Wes’ weekly hot fly list includes split case BWO nymph, Micro Mayfky nymph, , trout crack, fire eggs, and the muddy buddy streamer.  Other folks had luck on small soft hackle hares ears, peach eggs, mops, and especially copper johns.   Due to some late news  today, I’ll add squirmy worms and small woolly buggers to the list.  Details are in the angler reports that follow.


Small streams have been slow due to the cold. You’ll do more fishing than catching, and any players will likely take your deep nymph instead of your dry fly.

Delayed Harvest

Today’s  news is that GAWRD redosed  several waters this week, so have your eggs, squirmy  worms, and buggers ready.  Also go early, late, or on a weekday to avoid the weekend crowds. If you haven’t already, go to the GAWRD trout page and sign up for the agency’s weekly fishing reports and trout stocking lists. You might even notice some early walleye intel!


We had a couple good Chattooga DH reports. RonW said had a great trip last weekend, “The Trio hit "The River"  and had another stellar day.  We  easily caught 50+ fish among the three of us! Kurt tore them up all day and took the numbers honors, with Moe taking the big fish honor. Eggs weighted deep were the ticket all day long. I caught a few on the "Ronco Special" which was used as anchor to get the egg down fast.  Happy to see the Flybrary kicking on the kiosk.That makes my heart happy.

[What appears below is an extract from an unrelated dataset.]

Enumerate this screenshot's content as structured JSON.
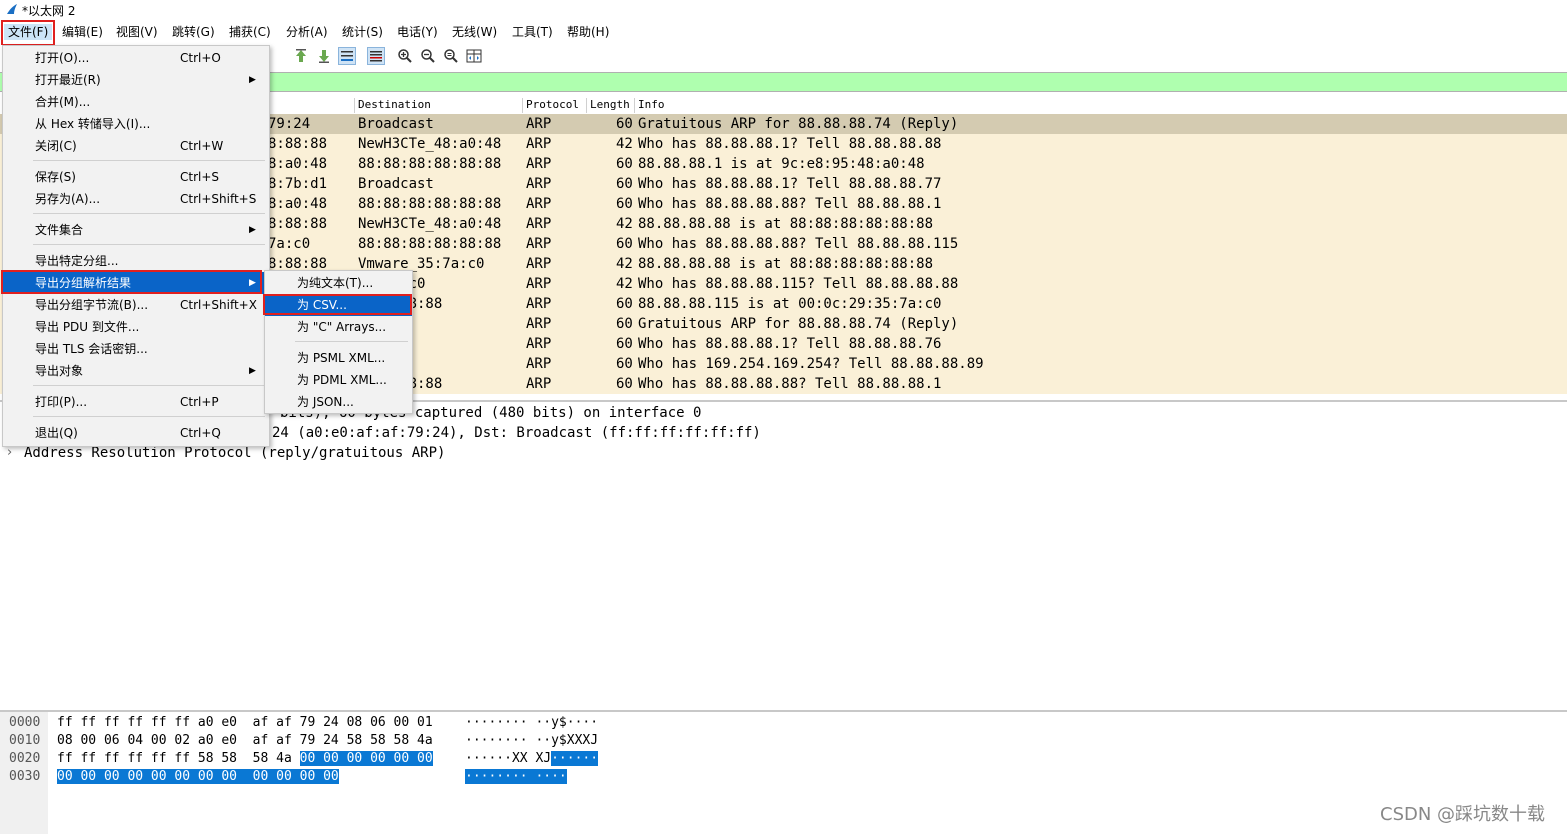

Water was cold, yeah I know I need to get a thermometer. I never let it deter me though. The colder the better! As little as I get to fish, I'll fish in any condition any chance I get.”

Jimmy met two friends in the parking lot yesterday and they distanced along the Chattooga DH. His two buddies fished traditionally, dredging eggs and nymphs in deep, slow pools.   They had slow catching days.   In contrast, Jimmy hit the riffles and had a banner day, despite water that only warmed  to 42 degrees. He said,  “When I first got on the river I was doing what we usually do in mid-winter; I was dredging the bottom in deep holes.  Fortunately, in the second spot I fished, my fly drifted out of the deep pool and into an adjacent shallow riffle where I hooked up with a rainbow.  That dim bulb in my brain brightened slightly and I started focusing only on the shallow riffles, 2 to 3 feet deep.  From then on I was consistently into fish for the next three hours.  I fished a Pat's Rubberlegs with a Copper John dropper with most fish coming on the Copper John.  At the end of the day, I had 16 rainbows, 3 browns, and probably another 6 long distance releases.  No split shot since the water was so shallow where I was fishing.”

Private Waters

UO guide Hunter gave this overview, “Private water fish seem to be predominantly looking for small natural bugs such as midges, soft hackles, and classic nymphs in the 16-20 size range depending on the fly. High water after rains has made fish willing to chase streamers and typical legs and eggs patterns while the water is up.  As soon as it drops, they key in on the small stuff again. Look for the sun to break through in the afternoon and be ready to fish midges or midge emergers like rs2’s and wd-40’s if some midges start popping off.”

UO guide Palmer checked in today: “I had a trip yesterday at the bend it’s was cold and slow. But if you could get a orange pearl soft hackle on their nose they would take it every time.”

That’s the latest news as we welcome February and its challenging fishing conditions. Dress warmly, watch the weather, water,  and road conditions, and be distant and safe. Give the fly shop a call if we can help you further. Good luck!

No comments:

Post a Comment